Beginning of an 800-word articles which ends with 'Time to Spare'
WINNIPEG TRADITION CONTINUES AT THE FORKS
Winnipeg - The community that grew up around the forks
of the Red and Assiniboine rivers is getting serious
about its roots - and where else is better than in an
area designated The Forks
National Historic Park, the
traditional meeting place of
aboriginal people thousands
of years ago, and the centre
of European trade and
settlement since the 1700s.
Now The Forks is
important again, this time
for its Wall Through Time
exhibit portraying the
city's past, and for the
festivals held here. Former
railway buildings house a
two-storey market - a bright
and lively place with
boutiques, artists and craftspeople showing their work,
restaurants and produce stalls. Picnic supplies, along
with seating indoors and out, provide a nice
alternative to a restaurant lunch.

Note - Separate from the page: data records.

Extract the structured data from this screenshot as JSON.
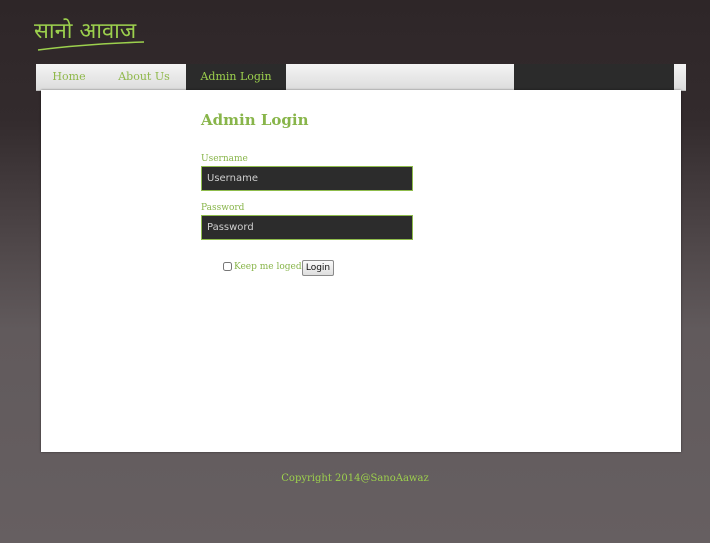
{
  "brand": {
    "logo_text": "सानो आवाज",
    "logo_color": "#9cd04d",
    "logo_icon": "sano-aawaz-logo"
  },
  "nav": {
    "items": [
      {
        "label": "Home"
      },
      {
        "label": "About Us"
      },
      {
        "label": "Admin Login",
        "active": true
      }
    ]
  },
  "page": {
    "title": "Admin Login"
  },
  "form": {
    "username_label": "Username",
    "username_placeholder": "Username",
    "username_value": "",
    "password_label": "Password",
    "password_placeholder": "Password",
    "password_value": "",
    "remember_label": "Keep me loged in",
    "remember_checked": false,
    "submit_label": "Login"
  },
  "footer": {
    "copyright": "Copyright 2014@SanoAawaz"
  },
  "colors": {
    "accent": "#88b54a",
    "nav_active_bg": "#2b2b2b",
    "input_bg": "#2c2c2c"
  }
}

A short walk from The Forks, in the shadow of the
Fort Garry Hotel, you can see an old stone arch from
Upper Fort Garry, last of the fortified fur trading

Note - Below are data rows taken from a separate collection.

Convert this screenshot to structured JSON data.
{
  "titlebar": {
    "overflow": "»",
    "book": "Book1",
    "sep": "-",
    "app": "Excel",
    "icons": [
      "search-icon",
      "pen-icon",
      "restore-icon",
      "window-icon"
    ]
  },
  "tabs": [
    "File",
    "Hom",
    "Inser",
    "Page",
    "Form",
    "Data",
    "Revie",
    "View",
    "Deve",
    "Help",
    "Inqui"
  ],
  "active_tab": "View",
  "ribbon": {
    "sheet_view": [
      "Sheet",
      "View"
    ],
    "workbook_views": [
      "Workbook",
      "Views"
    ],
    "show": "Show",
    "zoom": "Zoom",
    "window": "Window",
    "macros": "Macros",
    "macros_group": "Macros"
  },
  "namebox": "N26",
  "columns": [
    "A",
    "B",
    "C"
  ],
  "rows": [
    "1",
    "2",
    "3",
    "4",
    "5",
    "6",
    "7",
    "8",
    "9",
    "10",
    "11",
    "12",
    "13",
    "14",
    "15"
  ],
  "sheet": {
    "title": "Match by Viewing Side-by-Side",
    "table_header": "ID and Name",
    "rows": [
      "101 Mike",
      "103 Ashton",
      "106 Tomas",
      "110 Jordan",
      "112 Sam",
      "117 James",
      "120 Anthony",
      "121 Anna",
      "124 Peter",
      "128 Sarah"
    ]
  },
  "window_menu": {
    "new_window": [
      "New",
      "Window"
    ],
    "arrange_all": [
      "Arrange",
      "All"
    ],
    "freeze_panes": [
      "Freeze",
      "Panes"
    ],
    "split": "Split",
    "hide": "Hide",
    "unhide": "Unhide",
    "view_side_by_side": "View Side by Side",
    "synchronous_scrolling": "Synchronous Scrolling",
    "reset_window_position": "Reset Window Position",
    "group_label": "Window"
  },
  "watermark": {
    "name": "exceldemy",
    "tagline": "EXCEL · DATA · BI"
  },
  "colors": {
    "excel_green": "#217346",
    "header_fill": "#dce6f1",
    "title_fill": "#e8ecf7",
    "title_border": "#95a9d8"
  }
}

posts around which the settlement grew. As the fur
industry declined, the city's centre shifted to nearby
commercial establishments located at the crossroads of
two major fur trails, reputed to be the windiest corner
in all of Canada.
HUB OF COMMERCE
The Portage Avenue and Main Street area is still the
hub of commerce in the city, but wintry winds are
cheated somewhat these days by climate-controlled
walkways between office towers and shopping complexes.
This downtown core has 50 buildings of historic note.
For a glimpse into the Winnipeg of the 1920s, the
Museum of Man & Nature in Main Street's Centennial
Centre has a superb re-creation of its Boomtown era.
Thick red mud on the river banks, once such a trial
to settlers, has given way to delightful city parks.
Deservedly popular is Kildonan Park on the Red River, a
shaded oasis off Main Street and site of an outdoor
theatre staging musicals in summer. Another is
Assiniboine Park, 375 acres (152 ha) of rolling woods,
manicured lawns, an English garden and conservatory -
and cricket matches. The park's zoo is a cut above
most, with 1,200 animals, both native species and rare
Park land around the
Legislative Building is all the
more attractive for its
sculpted figures important to
FOR MORE INFORMATION contact
Tourism Winnipeg, 279 Portage
Ave, Winnipeg. MB R3B 2B4, tel
(204) 943-1970 or